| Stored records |
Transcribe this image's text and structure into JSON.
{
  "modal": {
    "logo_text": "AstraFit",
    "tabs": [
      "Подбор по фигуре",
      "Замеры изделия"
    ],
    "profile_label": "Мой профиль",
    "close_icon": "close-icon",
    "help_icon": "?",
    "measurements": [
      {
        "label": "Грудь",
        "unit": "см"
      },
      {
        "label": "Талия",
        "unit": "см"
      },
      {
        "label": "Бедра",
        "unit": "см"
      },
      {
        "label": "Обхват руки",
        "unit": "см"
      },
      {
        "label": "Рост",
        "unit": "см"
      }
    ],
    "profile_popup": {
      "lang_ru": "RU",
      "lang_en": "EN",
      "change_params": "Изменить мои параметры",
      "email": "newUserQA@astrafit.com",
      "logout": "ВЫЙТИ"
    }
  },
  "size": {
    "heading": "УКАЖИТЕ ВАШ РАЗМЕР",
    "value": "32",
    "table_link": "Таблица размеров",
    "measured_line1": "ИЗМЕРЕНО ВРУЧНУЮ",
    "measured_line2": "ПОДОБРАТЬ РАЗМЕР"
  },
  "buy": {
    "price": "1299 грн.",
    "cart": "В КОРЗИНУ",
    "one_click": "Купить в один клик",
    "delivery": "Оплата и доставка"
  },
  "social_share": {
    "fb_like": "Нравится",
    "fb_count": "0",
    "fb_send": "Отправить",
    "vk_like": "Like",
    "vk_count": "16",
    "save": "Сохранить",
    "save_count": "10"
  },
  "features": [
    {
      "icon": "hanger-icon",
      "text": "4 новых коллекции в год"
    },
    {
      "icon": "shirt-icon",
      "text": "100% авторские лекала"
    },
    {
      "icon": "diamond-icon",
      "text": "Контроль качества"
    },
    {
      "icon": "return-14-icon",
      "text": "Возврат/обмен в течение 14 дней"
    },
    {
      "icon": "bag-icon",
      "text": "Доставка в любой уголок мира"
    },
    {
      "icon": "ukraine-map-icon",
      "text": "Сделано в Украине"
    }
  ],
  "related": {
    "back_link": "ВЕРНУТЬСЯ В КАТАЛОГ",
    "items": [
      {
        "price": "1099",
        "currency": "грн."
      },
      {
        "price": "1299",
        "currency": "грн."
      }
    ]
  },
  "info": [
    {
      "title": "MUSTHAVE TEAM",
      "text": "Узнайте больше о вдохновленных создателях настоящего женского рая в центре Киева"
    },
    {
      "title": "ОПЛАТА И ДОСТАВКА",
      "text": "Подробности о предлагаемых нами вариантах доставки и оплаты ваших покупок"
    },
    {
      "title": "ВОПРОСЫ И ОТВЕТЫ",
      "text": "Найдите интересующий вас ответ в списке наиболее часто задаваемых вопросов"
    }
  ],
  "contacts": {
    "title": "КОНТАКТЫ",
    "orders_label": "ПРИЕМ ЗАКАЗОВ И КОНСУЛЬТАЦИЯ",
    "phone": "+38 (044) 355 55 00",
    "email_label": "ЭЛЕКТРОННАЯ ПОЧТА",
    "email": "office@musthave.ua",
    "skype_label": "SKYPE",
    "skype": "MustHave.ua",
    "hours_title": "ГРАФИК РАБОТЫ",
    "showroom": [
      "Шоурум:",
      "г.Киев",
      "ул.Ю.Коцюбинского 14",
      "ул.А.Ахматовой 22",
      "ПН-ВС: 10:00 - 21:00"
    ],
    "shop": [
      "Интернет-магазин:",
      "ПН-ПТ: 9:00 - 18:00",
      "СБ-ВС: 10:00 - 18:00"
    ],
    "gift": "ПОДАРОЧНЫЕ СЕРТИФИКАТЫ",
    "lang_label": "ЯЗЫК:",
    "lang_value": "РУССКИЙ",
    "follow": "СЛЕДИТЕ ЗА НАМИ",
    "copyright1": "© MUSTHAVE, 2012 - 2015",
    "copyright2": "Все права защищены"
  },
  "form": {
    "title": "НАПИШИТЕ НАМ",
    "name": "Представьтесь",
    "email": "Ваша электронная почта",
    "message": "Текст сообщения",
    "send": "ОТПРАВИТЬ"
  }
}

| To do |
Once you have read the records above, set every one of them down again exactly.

| Answer to the problem |
Transcribe this image's text and structure into JSON.
{
  "modal": {
    "logo_text": "AstraFit",
    "tabs": [
      "Подбор по фигуре",
      "Замеры изделия"
    ],
    "profile_label": "Мой профиль",
    "close_icon": "close-icon",
    "help_icon": "?",
    "measurements": [
      {
        "label": "Грудь",
        "unit": "см"
      },
      {
        "label": "Талия",
        "unit": "см"
      },
      {
        "label": "Бедра",
        "unit": "см"
      },
      {
        "label": "Обхват руки",
        "unit": "см"
      },
      {
        "label": "Рост",
        "unit": "см"
      }
    ],
    "profile_popup": {
      "lang_ru": "RU",
      "lang_en": "EN",
      "change_params": "Изменить мои параметры",
      "email": "newUserQA@astrafit.com",
      "logout": "ВЫЙТИ"
    }
  },
  "size": {
    "heading": "УКАЖИТЕ ВАШ РАЗМЕР",
    "value": "32",
    "table_link": "Таблица размеров",
    "measured_line1": "ИЗМЕРЕНО ВРУЧНУЮ",
    "measured_line2": "ПОДОБРАТЬ РАЗМЕР"
  },
  "buy": {
    "price": "1299 грн.",
    "cart": "В КОРЗИНУ",
    "one_click": "Купить в один клик",
    "delivery": "Оплата и доставка"
  },
  "social_share": {
    "fb_like": "Нравится",
    "fb_count": "0",
    "fb_send": "Отправить",
    "vk_like": "Like",
    "vk_count": "16",
    "save": "Сохранить",
    "save_count": "10"
  },
  "features": [
    {
      "icon": "hanger-icon",
      "text": "4 новых коллекции в год"
    },
    {
      "icon": "shirt-icon",
      "text": "100% авторские лекала"
    },
    {
      "icon": "diamond-icon",
      "text": "Контроль качества"
    },
    {
      "icon": "return-14-icon",
      "text": "Возврат/обмен в течение 14 дней"
    },
    {
      "icon": "bag-icon",
      "text": "Доставка в любой уголок мира"
    },
    {
      "icon": "ukraine-map-icon",
      "text": "Сделано в Украине"
    }
  ],
  "related": {
    "back_link": "ВЕРНУТЬСЯ В КАТАЛОГ",
    "items": [
      {
        "price": "1099",
        "currency": "грн."
      },
      {
        "price": "1299",
        "currency": "грн."
      }
    ]
  },
  "info": [
    {
      "title": "MUSTHAVE TEAM",
      "text": "Узнайте больше о вдохновленных создателях настоящего женского рая в центре Киева"
    },
    {
      "title": "ОПЛАТА И ДОСТАВКА",
      "text": "Подробности о предлагаемых нами вариантах доставки и оплаты ваших покупок"
    },
    {
      "title": "ВОПРОСЫ И ОТВЕТЫ",
      "text": "Найдите интересующий вас ответ в списке наиболее часто задаваемых вопросов"
    }
  ],
  "contacts": {
    "title": "КОНТАКТЫ",
    "orders_label": "ПРИЕМ ЗАКАЗОВ И КОНСУЛЬТАЦИЯ",
    "phone": "+38 (044) 355 55 00",
    "email_label": "ЭЛЕКТРОННАЯ ПОЧТА",
    "email": "office@musthave.ua",
    "skype_label": "SKYPE",
    "skype": "MustHave.ua",
    "hours_title": "ГРАФИК РАБОТЫ",
    "showroom": [
      "Шоурум:",
      "г.Киев",
      "ул.Ю.Коцюбинского 14",
      "ул.А.Ахматовой 22",
      "ПН-ВС: 10:00 - 21:00"
    ],
    "shop": [
      "Интернет-магазин:",
      "ПН-ПТ: 9:00 - 18:00",
      "СБ-ВС: 10:00 - 18:00"
    ],
    "gift": "ПОДАРОЧНЫЕ СЕРТИФИКАТЫ",
    "lang_label": "ЯЗЫК:",
    "lang_value": "РУССКИЙ",
    "follow": "СЛЕДИТЕ ЗА НАМИ",
    "copyright1": "© MUSTHAVE, 2012 - 2015",
    "copyright2": "Все права защищены"
  },
  "form": {
    "title": "НАПИШИТЕ НАМ",
    "name": "Представьтесь",
    "email": "Ваша электронная почта",
    "message": "Текст сообщения",
    "send": "ОТПРАВИТЬ"
  }
}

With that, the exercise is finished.